I’m new to IGR and will be working here for a year as a graduate intern from the School of Social Work. It’s been a great first month and I have enjoyed diving into my work. However, there is definitely a bit of a learning curve when it comes to understanding the work and role of IGR, particularly around courses regarding dialogue and facilitation.
When I told my parents back in the summer that I had secured an internship at IGR, the first thing they did was ask me,
“What is intergroup dialogue?”
It’s a bit of a perplexing thing – the phrase “intergroup dialogue”. What does it mean?
Without explanation, it simply sounds like groups of people having a conversation. And indeed when I explain that, I usually get the inquisitive question,
“So what makes it special?”
So, as I’ve had to learn how to give an elevator pitch to my relatives back home who ask me what it is I do, let me try and give you some talking points on how to explain intergroup dialogue courses in a more descriptive (and ultimately more marketable) way.
1. It’s a “third-way” of communication.
Tired of fruitless debates over politics around the proverbial “dinner table”? Or perhaps you’re tired of discussions that don’t really go anywhere and no one is pushed beyond their comfort zone? Dialogue is about making sure every voice is being heard, while simultaneously pushing back against normative narratives.
2. It’s a way to “deescalate” conflict around controversial topics.
Let’s face it. Issues of controversy come up in almost any setting. Being able to tell a future employer that you’re trained in this unique form of conflict resolution will be an asset, both in your professional career and personal lives.
3. It elevates marginalized voices and issues of injustice.
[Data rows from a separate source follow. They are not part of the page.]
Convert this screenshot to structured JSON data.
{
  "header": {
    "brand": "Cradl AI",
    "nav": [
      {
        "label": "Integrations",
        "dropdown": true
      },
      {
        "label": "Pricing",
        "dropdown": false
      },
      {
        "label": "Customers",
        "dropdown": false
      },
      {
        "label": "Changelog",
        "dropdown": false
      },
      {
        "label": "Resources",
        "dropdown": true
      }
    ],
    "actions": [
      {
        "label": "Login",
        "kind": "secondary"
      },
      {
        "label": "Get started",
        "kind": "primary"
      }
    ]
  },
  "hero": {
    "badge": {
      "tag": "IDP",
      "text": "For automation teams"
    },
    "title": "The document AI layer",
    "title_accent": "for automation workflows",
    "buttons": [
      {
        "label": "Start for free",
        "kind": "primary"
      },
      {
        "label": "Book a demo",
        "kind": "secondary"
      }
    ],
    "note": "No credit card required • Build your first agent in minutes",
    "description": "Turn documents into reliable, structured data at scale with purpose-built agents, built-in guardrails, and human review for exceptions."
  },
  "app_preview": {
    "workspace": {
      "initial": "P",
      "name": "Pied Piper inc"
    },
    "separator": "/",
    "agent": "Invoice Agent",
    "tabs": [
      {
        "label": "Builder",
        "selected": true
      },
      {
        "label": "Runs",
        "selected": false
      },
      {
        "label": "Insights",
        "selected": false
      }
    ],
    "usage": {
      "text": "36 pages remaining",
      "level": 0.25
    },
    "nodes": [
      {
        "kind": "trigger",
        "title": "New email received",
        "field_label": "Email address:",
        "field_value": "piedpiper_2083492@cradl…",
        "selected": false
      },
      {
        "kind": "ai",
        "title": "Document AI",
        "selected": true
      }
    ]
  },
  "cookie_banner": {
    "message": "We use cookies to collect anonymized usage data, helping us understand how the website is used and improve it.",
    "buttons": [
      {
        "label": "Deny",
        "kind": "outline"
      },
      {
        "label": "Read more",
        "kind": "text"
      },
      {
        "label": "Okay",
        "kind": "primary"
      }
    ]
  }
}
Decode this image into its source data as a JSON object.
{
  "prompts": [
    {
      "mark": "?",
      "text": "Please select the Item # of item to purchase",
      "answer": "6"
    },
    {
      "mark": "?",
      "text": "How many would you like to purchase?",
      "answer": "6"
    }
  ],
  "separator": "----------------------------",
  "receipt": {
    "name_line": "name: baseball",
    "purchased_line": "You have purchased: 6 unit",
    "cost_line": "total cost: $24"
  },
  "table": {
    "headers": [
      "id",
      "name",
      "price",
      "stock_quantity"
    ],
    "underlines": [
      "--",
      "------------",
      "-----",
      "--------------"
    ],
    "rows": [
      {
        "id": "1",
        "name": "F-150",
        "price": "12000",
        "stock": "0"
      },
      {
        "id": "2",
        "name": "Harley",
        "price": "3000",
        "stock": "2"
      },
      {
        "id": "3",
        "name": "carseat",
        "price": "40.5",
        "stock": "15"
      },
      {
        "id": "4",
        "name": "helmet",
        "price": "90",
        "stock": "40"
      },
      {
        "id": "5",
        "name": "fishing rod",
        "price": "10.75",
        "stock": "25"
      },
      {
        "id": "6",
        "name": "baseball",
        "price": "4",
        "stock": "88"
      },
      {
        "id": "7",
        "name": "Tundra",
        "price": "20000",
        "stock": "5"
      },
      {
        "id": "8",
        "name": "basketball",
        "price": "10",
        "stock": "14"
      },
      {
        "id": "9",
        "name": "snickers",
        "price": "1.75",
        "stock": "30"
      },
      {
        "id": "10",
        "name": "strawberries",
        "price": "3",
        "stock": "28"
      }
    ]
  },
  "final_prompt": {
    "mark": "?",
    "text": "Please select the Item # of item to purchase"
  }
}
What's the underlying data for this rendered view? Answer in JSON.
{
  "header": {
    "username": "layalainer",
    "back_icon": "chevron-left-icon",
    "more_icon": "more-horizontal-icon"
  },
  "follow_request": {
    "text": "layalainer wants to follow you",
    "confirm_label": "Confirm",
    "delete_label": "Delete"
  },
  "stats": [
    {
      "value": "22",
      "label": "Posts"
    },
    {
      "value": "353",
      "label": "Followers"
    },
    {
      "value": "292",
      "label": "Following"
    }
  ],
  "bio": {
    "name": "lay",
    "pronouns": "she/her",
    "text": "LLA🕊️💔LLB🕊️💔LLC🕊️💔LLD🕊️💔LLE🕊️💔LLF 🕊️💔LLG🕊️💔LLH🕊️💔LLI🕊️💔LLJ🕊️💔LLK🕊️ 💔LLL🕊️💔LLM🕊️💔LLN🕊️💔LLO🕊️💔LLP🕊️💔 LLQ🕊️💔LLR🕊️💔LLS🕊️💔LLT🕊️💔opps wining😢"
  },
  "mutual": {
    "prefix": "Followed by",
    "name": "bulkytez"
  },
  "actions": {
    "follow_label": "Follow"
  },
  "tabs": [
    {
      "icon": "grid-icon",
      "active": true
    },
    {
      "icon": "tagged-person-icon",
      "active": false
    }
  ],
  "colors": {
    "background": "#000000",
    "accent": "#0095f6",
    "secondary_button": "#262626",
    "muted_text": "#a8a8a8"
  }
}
“Marginalized”. “Oppression”. “Injustice”. These are hot-button terms right now. Intergroup Dialogue’s unique approach in allowing all voices to be heard, while encouraging participants to question the status quo, can help to shed more light on issues that are commonly overlooked by dominant groups.
4. For those who have facilitated a dialogue, you've demonstrated group leadership in managing conversation around difficult issues.
Just about anyone could write on a resume that they “displayed leadership”. However, training in and practicing the methods of facilitating intergroup dialogue is no small thing. It demonstrates leadership in navigating tricky and sensitive conversations.
So the next time I see my family or have to answer the question "what exactly IS IGR?", here’s the things I’ll be bringing up. To sum it up, it’s more than just groups having conversations with one another. Intergroup dialogue skills give us ways to skillfully talk with others about identity, diversity, and social justice. Given all the different people and situations we'll run into over the course of our lives, who wouldn't agree that these types of skills are useful or maybe even essential to succeeding in our world?